Department of Justice
U.S. Attorney’s Office
District of Colorado

FOR IMMEDIATE RELEASE
Thursday, February 16, 2017

Castle Rock Man Convicted of Making False Claims in Attempt to Defraud Department of Argiculture's Finance Office

Defendant attempted to use stolen government money to buy expensive cars and pay student loans

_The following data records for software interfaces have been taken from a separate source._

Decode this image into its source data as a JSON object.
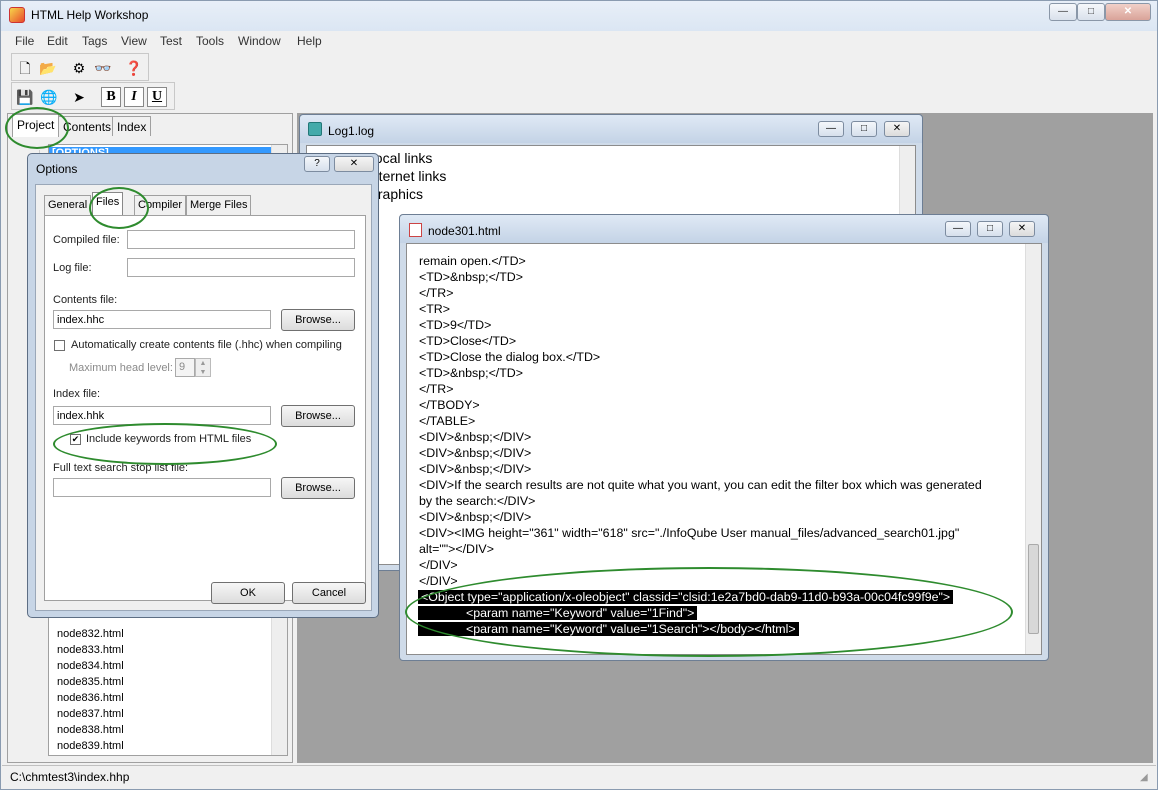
{
  "app": {
    "title": "HTML Help Workshop",
    "menu": [
      "File",
      "Edit",
      "Tags",
      "View",
      "Test",
      "Tools",
      "Window",
      "Help"
    ],
    "caption_buttons": {
      "minimize": "—",
      "maximize": "□",
      "close": "✕"
    }
  },
  "toolbar": {
    "bold_label": "B",
    "italic_label": "I",
    "underline_label": "U"
  },
  "left_pane": {
    "tabs": [
      "Project",
      "Contents",
      "Index"
    ],
    "top_item": "[OPTIONS]",
    "files": [
      "node832.html",
      "node833.html",
      "node834.html",
      "node835.html",
      "node836.html",
      "node837.html",
      "node838.html",
      "node839.html"
    ]
  },
  "log_window": {
    "title": "Log1.log",
    "lines": [
      "Local links",
      "Internet links",
      "Graphics"
    ]
  },
  "node_window": {
    "title": "node301.html",
    "lines": [
      "remain open.</TD>",
      "<TD>&nbsp;</TD>",
      "</TR>",
      "<TR>",
      "<TD>9</TD>",
      "<TD>Close</TD>",
      "<TD>Close the dialog box.</TD>",
      "<TD>&nbsp;</TD>",
      "</TR>",
      "</TBODY>",
      "</TABLE>",
      "<DIV>&nbsp;</DIV>",
      "<DIV>&nbsp;</DIV>",
      "<DIV>&nbsp;</DIV>",
      "<DIV>If the search results are not quite what you want, you can edit the filter box which was generated",
      "by the search:</DIV>",
      "<DIV>&nbsp;</DIV>",
      "<DIV><IMG height=\"361\" width=\"618\" src=\"./InfoQube User manual_files/advanced_search01.jpg\"",
      "alt=\"\"></DIV>",
      "</DIV>",
      "</DIV>"
    ],
    "highlighted": [
      "<Object type=\"application/x-oleobject\" classid=\"clsid:1e2a7bd0-dab9-11d0-b93a-00c04fc99f9e\">",
      "<param name=\"Keyword\" value=\"1Find\">",
      "<param name=\"Keyword\" value=\"1Search\"></body></html>"
    ]
  },
  "options_dialog": {
    "title": "Options",
    "help_button": "?",
    "close_button": "✕",
    "tabs": [
      "General",
      "Files",
      "Compiler",
      "Merge Files"
    ],
    "compiled_file_label": "Compiled file:",
    "compiled_file_value": "",
    "log_file_label": "Log file:",
    "log_file_value": "",
    "contents_file_label": "Contents file:",
    "contents_file_value": "index.hhc",
    "browse_label": "Browse...",
    "auto_create_label": "Automatically create contents file (.hhc) when compiling",
    "auto_create_checked": false,
    "max_head_label": "Maximum head level:",
    "max_head_value": "9",
    "index_file_label": "Index file:",
    "index_file_value": "index.hhk",
    "include_keywords_label": "Include keywords from HTML files",
    "include_keywords_checked": true,
    "stoplist_label": "Full text search stop list file:",
    "stoplist_value": "",
    "ok_label": "OK",
    "cancel_label": "Cancel"
  },
  "status_bar": {
    "path": "C:\\chmtest3\\index.hhp"
  },
  "colors": {
    "annotation": "#2e8b2e",
    "selection": "#3399ff",
    "highlight_bg": "#000000"
  }
}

DENVER – Gunther Glaub, age 56, of Castle Rock, Colorado, was recently convicted of five counts of making false claims against the government following a three-day trial before U.S. District Court Judge Raymond P. Moore, Acting U.S. Attorney Bob Troyer, FBI Denver Division Special Agent in Charge Calvin Shivers and U.S. Department of Education Office of the Inspector General Special Agent in Charge of Western Regional Office Natalie Forbort announced. A sixth count, mailing a fictitious money order, was dismissed before trial. Glaub, who is free on bond, will be sentenced by Judge Moore on May 12, 2017. He was originally indicted by a federal grand jury on June 6, 2016. His guilty verdict came on January 25, 2017.

 

According to court documents, as well as information and evidence produced to court during hearings and at trial, Glaub tried to defraud the Department of Agriculture’s finance office into paying nearly $1.7 million worth of debts on his behalf. The five false claims he was convicted of submitting included attempts to get the government to buy him three new vehicles (including a $73,000 Corvette and a $65,000 Camaro) and pay off two other debts (including student loans he owed to the Department of Education).

 

During pretrial proceedings, information indicated that Glaub was involved with the anti-government “sovereign citizen” movement, whose adherents refuse to recognize the authority of the federal government and often use those purported beliefs as a gateway to illegal activity. Testimony at trial confirmed Glaub’s sovereign affiliation, and his actions were consistent with known fraud schemes that are prevalent in sovereign citizen circles.

 

Glaub faces not more than 5 years in federal prison, and up to a $250,000 fine, per count, for each of the five counts of conviction.

 

This case was investigated by the FBI and the U.S. Department of Education Office of the Inspector General. The defendant was prosecuted by Special Assistant U.S. Attorney Daniel Burrows and Assistant U.S. Attorney Peter McNeilly.

Topic: 
Financial Fraud
Updated February 16, 2017